(Source data begins)

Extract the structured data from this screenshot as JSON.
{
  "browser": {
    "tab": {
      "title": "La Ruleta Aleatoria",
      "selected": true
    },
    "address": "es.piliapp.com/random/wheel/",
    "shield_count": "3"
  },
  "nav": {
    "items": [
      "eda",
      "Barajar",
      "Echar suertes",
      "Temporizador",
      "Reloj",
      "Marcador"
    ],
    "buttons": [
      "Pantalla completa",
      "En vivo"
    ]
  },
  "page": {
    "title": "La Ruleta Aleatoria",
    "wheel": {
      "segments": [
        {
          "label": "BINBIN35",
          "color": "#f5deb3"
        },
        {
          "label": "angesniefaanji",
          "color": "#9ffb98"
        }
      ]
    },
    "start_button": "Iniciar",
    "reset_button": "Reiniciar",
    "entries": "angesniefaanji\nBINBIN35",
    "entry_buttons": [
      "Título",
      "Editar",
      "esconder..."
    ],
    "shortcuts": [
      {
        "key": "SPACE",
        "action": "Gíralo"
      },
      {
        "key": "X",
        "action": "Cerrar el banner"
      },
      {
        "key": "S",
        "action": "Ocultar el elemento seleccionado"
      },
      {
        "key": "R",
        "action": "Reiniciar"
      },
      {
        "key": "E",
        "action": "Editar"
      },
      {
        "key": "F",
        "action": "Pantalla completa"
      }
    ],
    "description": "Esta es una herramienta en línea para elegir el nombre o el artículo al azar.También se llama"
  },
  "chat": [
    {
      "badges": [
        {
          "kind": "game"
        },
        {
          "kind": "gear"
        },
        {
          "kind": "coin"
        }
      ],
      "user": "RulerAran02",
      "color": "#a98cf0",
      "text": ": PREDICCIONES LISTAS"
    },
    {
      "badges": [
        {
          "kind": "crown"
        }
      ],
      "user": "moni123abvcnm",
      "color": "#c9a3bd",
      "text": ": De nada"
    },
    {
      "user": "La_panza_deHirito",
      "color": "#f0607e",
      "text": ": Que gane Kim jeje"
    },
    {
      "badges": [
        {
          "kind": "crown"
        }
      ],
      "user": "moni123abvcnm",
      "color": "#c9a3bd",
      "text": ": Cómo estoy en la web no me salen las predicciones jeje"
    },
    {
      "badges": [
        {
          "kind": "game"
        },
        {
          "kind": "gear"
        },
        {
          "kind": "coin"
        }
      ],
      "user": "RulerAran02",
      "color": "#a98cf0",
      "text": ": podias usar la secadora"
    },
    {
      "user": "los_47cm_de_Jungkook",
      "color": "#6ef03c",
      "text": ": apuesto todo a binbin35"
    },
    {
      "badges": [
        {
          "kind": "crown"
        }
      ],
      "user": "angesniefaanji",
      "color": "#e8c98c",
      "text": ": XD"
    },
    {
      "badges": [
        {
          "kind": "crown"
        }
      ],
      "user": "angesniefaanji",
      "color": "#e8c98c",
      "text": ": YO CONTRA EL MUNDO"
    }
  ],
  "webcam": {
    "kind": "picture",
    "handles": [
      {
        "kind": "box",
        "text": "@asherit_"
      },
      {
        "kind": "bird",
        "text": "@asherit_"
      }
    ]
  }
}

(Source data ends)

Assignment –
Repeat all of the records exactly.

Solution to this problem –
Extract the structured data from this screenshot as JSON.
{
  "browser": {
    "tab": {
      "title": "La Ruleta Aleatoria",
      "selected": true
    },
    "address": "es.piliapp.com/random/wheel/",
    "shield_count": "3"
  },
  "nav": {
    "items": [
      "eda",
      "Barajar",
      "Echar suertes",
      "Temporizador",
      "Reloj",
      "Marcador"
    ],
    "buttons": [
      "Pantalla completa",
      "En vivo"
    ]
  },
  "page": {
    "title": "La Ruleta Aleatoria",
    "wheel": {
      "segments": [
        {
          "label": "BINBIN35",
          "color": "#f5deb3"
        },
        {
          "label": "angesniefaanji",
          "color": "#9ffb98"
        }
      ]
    },
    "start_button": "Iniciar",
    "reset_button": "Reiniciar",
    "entries": "angesniefaanji\nBINBIN35",
    "entry_buttons": [
      "Título",
      "Editar",
      "esconder..."
    ],
    "shortcuts": [
      {
        "key": "SPACE",
        "action": "Gíralo"
      },
      {
        "key": "X",
        "action": "Cerrar el banner"
      },
      {
        "key": "S",
        "action": "Ocultar el elemento seleccionado"
      },
      {
        "key": "R",
        "action": "Reiniciar"
      },
      {
        "key": "E",
        "action": "Editar"
      },
      {
        "key": "F",
        "action": "Pantalla completa"
      }
    ],
    "description": "Esta es una herramienta en línea para elegir el nombre o el artículo al azar.También se llama"
  },
  "chat": [
    {
      "badges": [
        {
          "kind": "game"
        },
        {
          "kind": "gear"
        },
        {
          "kind": "coin"
        }
      ],
      "user": "RulerAran02",
      "color": "#a98cf0",
      "text": ": PREDICCIONES LISTAS"
    },
    {
      "badges": [
        {
          "kind": "crown"
        }
      ],
      "user": "moni123abvcnm",
      "color": "#c9a3bd",
      "text": ": De nada"
    },
    {
      "user": "La_panza_deHirito",
      "color": "#f0607e",
      "text": ": Que gane Kim jeje"
    },
    {
      "badges": [
        {
          "kind": "crown"
        }
      ],
      "user": "moni123abvcnm",
      "color": "#c9a3bd",
      "text": ": Cómo estoy en la web no me salen las predicciones jeje"
    },
    {
      "badges": [
        {
          "kind": "game"
        },
        {
          "kind": "gear"
        },
        {
          "kind": "coin"
        }
      ],
      "user": "RulerAran02",
      "color": "#a98cf0",
      "text": ": podias usar la secadora"
    },
    {
      "user": "los_47cm_de_Jungkook",
      "color": "#6ef03c",
      "text": ": apuesto todo a binbin35"
    },
    {
      "badges": [
        {
          "kind": "crown"
        }
      ],
      "user": "angesniefaanji",
      "color": "#e8c98c",
      "text": ": XD"
    },
    {
      "badges": [
        {
          "kind": "crown"
        }
      ],
      "user": "angesniefaanji",
      "color": "#e8c98c",
      "text": ": YO CONTRA EL MUNDO"
    }
  ],
  "webcam": {
    "kind": "picture",
    "handles": [
      {
        "kind": "box",
        "text": "@asherit_"
      },
      {
        "kind": "bird",
        "text": "@asherit_"
      }
    ]
  }
}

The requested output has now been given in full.